Radiators used to be a practical afterthought for homeowners. Now – they are a stylish modern addition to any room and can be found in all shapes, colours and materials.
A well-chosen radiator can make all the difference to your room, and your heating bills.
Here are a few things to consider when buying a new radiator.
Every radiator has a specific heat output, and every space has individual energy requirements.
Use a Gas Safe Register plumber, heating engineer or an online energy requirement calculator to determine how much heat your room needs.
Various factors can impact your room’s required output – for example, the room’s dimensions, window openings and the number of external walls present.
When it comes to choosing the material of your radiators, it depends on what your priorities are.
For a traditional and reliable option, go for a column steel radiator. Steel is robust, efficient and flexible. You can have it brushed or polished for a stainless-steel effect.
Steel is also impervious to water and can be used in pretty much any domestic heating system.
If sustainability is your priority, then aluminium is the material for you. Aluminium heats up quickly, has a sleek aesthetic and is the greenest to manufacture.
Aluminium radiators can be recycled at the end of their life too.
Aluminium is also incredibly lightweight and is the perfect material for radiators mounted on the wall.
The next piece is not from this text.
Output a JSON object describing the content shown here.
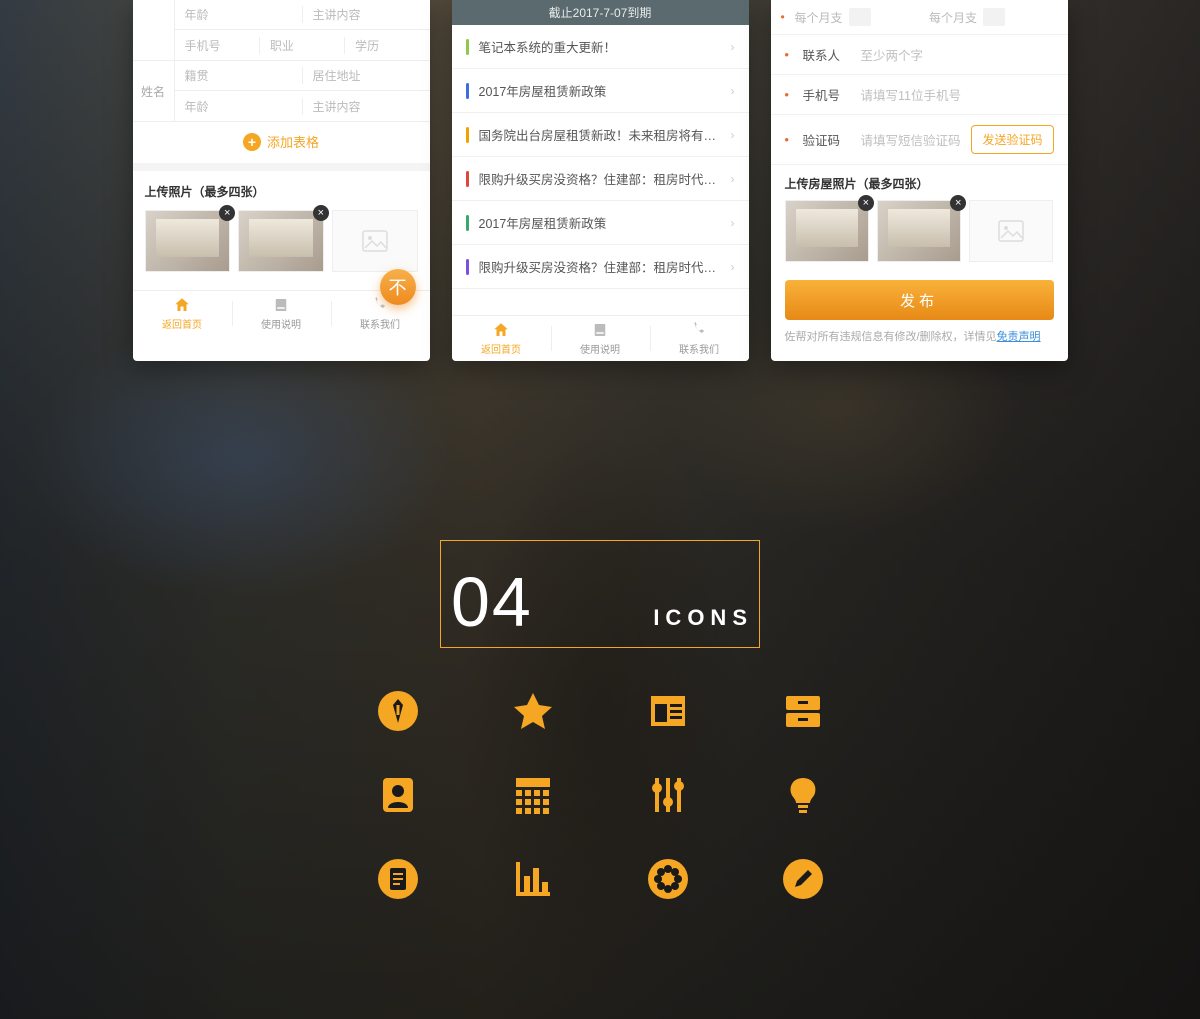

Bear in mind that it loses heat rapidly when switched off though.
For something a little more interesting, try a glass or stone radiator. Unusual materials can add a decorative feel to your radiator.
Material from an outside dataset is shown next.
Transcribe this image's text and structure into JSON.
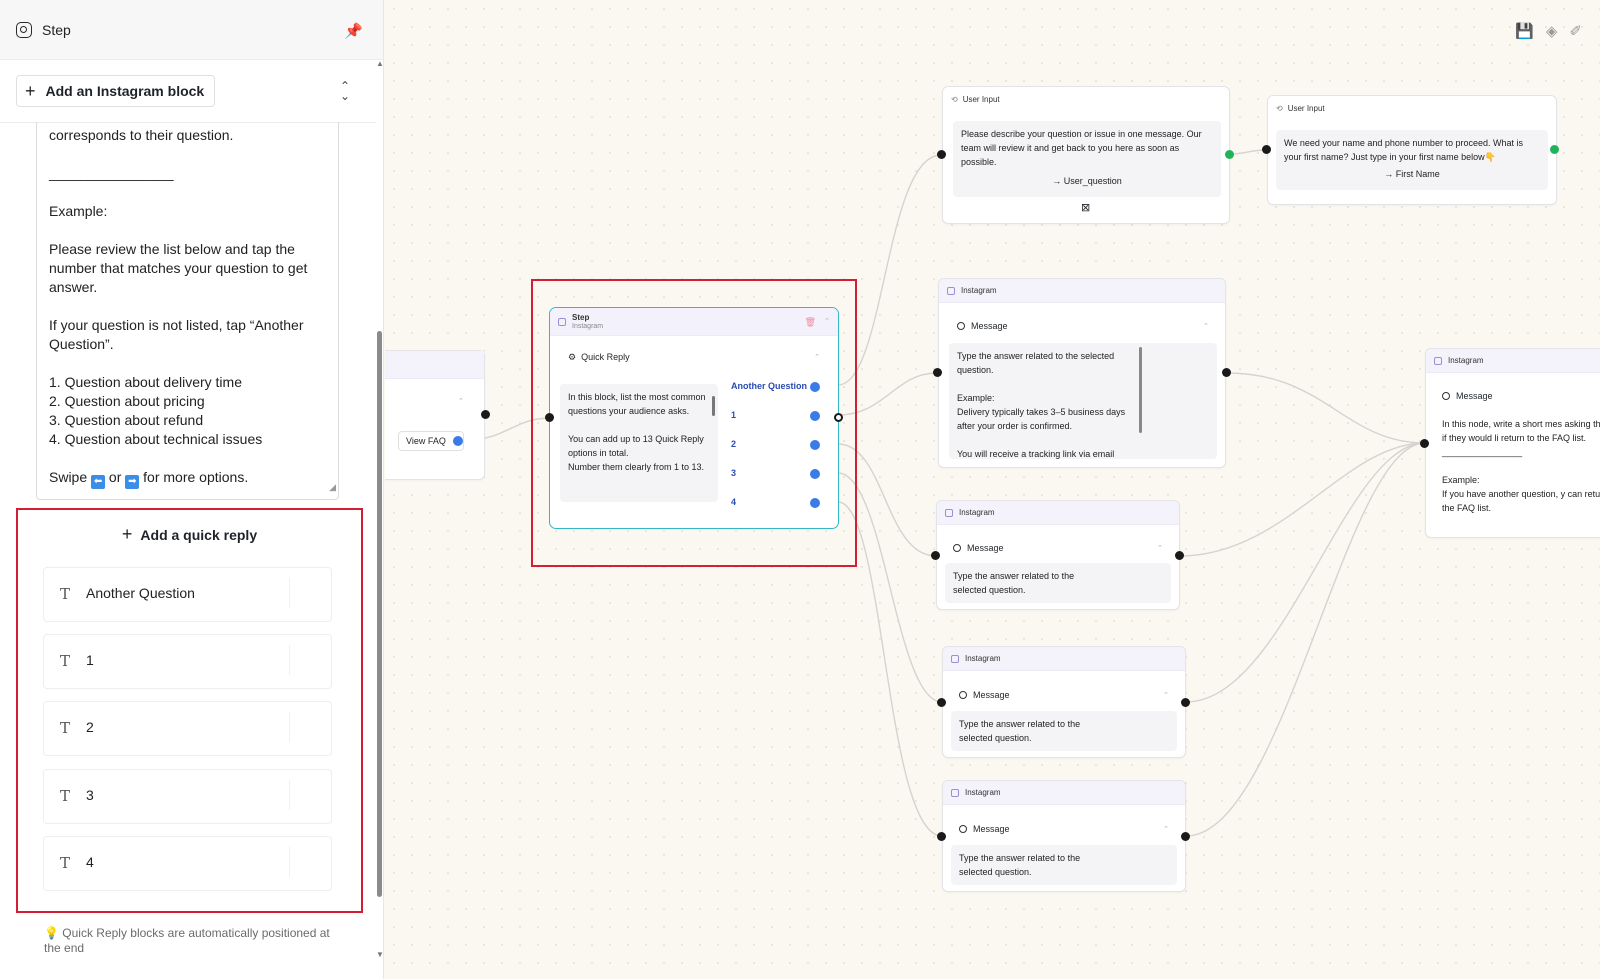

However, glossy surfaces do not emit as much heat as matte finishes.
Make sure to budget for your radiator valves. Valves can impact the look, functionality and heat output of your radiator.
Manual valves are adjusted by hand and provide a constant flow of water. However, thermostatic radiator valves are a modern alternative and very popular in smart homes.
Location in the room
If you are renovating your home, try to plan where the radiators will go in the design process.
Traditionally, radiators go under the windows or on external walls because the cold air pushes heat around the room. However, this can hinder the energy efficiency in the long run.
Opt for tall slimline radiators for a modern look and tuck them next to the doorway instead.
Watch out for stud-walls when choosing the location as well. Radiators need to be hung on the studs behind the plasterboard to avoid any issues.